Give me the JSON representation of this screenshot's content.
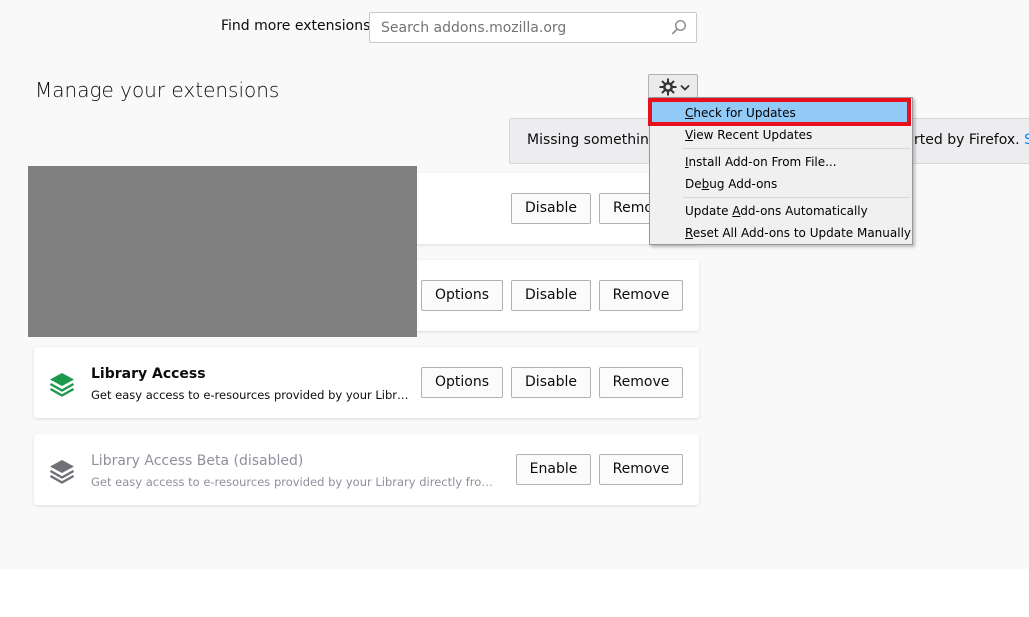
{
  "header": {
    "find_label": "Find more extensions",
    "search_placeholder": "Search addons.mozilla.org",
    "search_icon": "search-icon"
  },
  "page_title": "Manage your extensions",
  "tools_button": {
    "icon": "gear-icon",
    "chevron": "chevron-down-icon"
  },
  "notice": {
    "text_left": "Missing something",
    "text_right": "rted by Firefox.",
    "link_text": "Sh"
  },
  "extensions": [
    {
      "name": "",
      "description": "",
      "buttons": [
        "Disable",
        "Remo"
      ]
    },
    {
      "name": "",
      "description": "",
      "buttons": [
        "Options",
        "Disable",
        "Remove"
      ]
    },
    {
      "name": "Library Access",
      "description": "Get easy access to e-resources provided by your Library directly from your browser",
      "icon": "layers-icon",
      "icon_color": "#1a9a4a",
      "buttons": [
        "Options",
        "Disable",
        "Remove"
      ]
    },
    {
      "name": "Library Access Beta (disabled)",
      "description": "Get easy access to e-resources provided by your Library directly from your browser",
      "icon": "layers-icon",
      "icon_color": "#8f8f9d",
      "buttons": [
        "Enable",
        "Remove"
      ]
    }
  ],
  "tools_menu": {
    "items": [
      {
        "label": "Check for Updates",
        "accel": "C",
        "rest": "heck for Updates",
        "highlighted": true
      },
      {
        "label": "View Recent Updates",
        "accel": "V",
        "rest": "iew Recent Updates"
      },
      {
        "label": "Install Add-on From File...",
        "accel": "I",
        "rest": "nstall Add-on From File..."
      },
      {
        "label": "Debug Add-ons",
        "pre": "De",
        "accel": "b",
        "rest": "ug Add-ons"
      },
      {
        "label": "Update Add-ons Automatically",
        "pre": "Update ",
        "accel": "A",
        "rest": "dd-ons Automatically"
      },
      {
        "label": "Reset All Add-ons to Update Manually",
        "accel": "R",
        "rest": "eset All Add-ons to Update Manually"
      }
    ]
  },
  "colors": {
    "highlight": "#91c9f7",
    "callout_red": "#e8101e",
    "link_blue": "#0a84ff",
    "redaction_gray": "#808080"
  }
}
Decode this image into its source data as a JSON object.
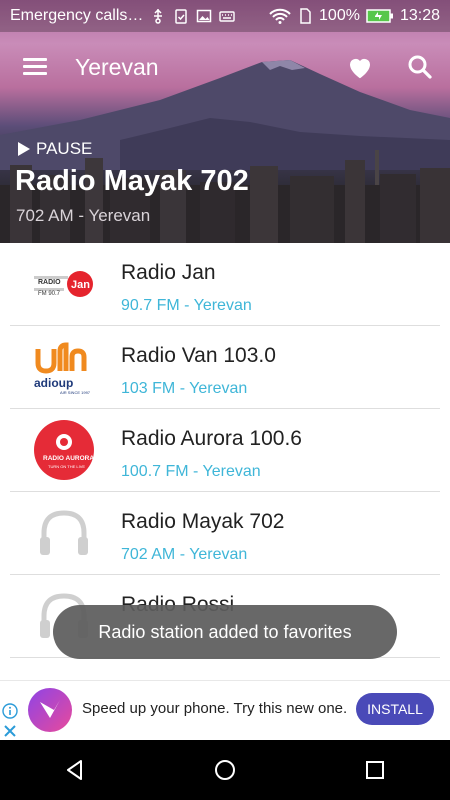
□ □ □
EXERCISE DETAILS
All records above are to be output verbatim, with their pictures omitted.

RESULT
Give me the JSON representation of this screenshot's content.
{
  "header": {
    "find_label": "Find more extensions",
    "search_placeholder": "Search addons.mozilla.org",
    "search_icon": "search-icon"
  },
  "page_title": "Manage your extensions",
  "tools_button": {
    "icon": "gear-icon",
    "chevron": "chevron-down-icon"
  },
  "notice": {
    "text_left": "Missing something",
    "text_right": "rted by Firefox.",
    "link_text": "Sh"
  },
  "extensions": [
    {
      "name": "",
      "description": "",
      "buttons": [
        "Disable",
        "Remo"
      ]
    },
    {
      "name": "",
      "description": "",
      "buttons": [
        "Options",
        "Disable",
        "Remove"
      ]
    },
    {
      "name": "Library Access",
      "description": "Get easy access to e-resources provided by your Library directly from your browser",
      "icon": "layers-icon",
      "icon_color": "#1a9a4a",
      "buttons": [
        "Options",
        "Disable",
        "Remove"
      ]
    },
    {
      "name": "Library Access Beta (disabled)",
      "description": "Get easy access to e-resources provided by your Library directly from your browser",
      "icon": "layers-icon",
      "icon_color": "#8f8f9d",
      "buttons": [
        "Enable",
        "Remove"
      ]
    }
  ],
  "tools_menu": {
    "items": [
      {
        "label": "Check for Updates",
        "accel": "C",
        "rest": "heck for Updates",
        "highlighted": true
      },
      {
        "label": "View Recent Updates",
        "accel": "V",
        "rest": "iew Recent Updates"
      },
      {
        "label": "Install Add-on From File...",
        "accel": "I",
        "rest": "nstall Add-on From File..."
      },
      {
        "label": "Debug Add-ons",
        "pre": "De",
        "accel": "b",
        "rest": "ug Add-ons"
      },
      {
        "label": "Update Add-ons Automatically",
        "pre": "Update ",
        "accel": "A",
        "rest": "dd-ons Automatically"
      },
      {
        "label": "Reset All Add-ons to Update Manually",
        "accel": "R",
        "rest": "eset All Add-ons to Update Manually"
      }
    ]
  },
  "colors": {
    "highlight": "#91c9f7",
    "callout_red": "#e8101e",
    "link_blue": "#0a84ff",
    "redaction_gray": "#808080"
  }
}
Decode this image into its source data as a JSON object.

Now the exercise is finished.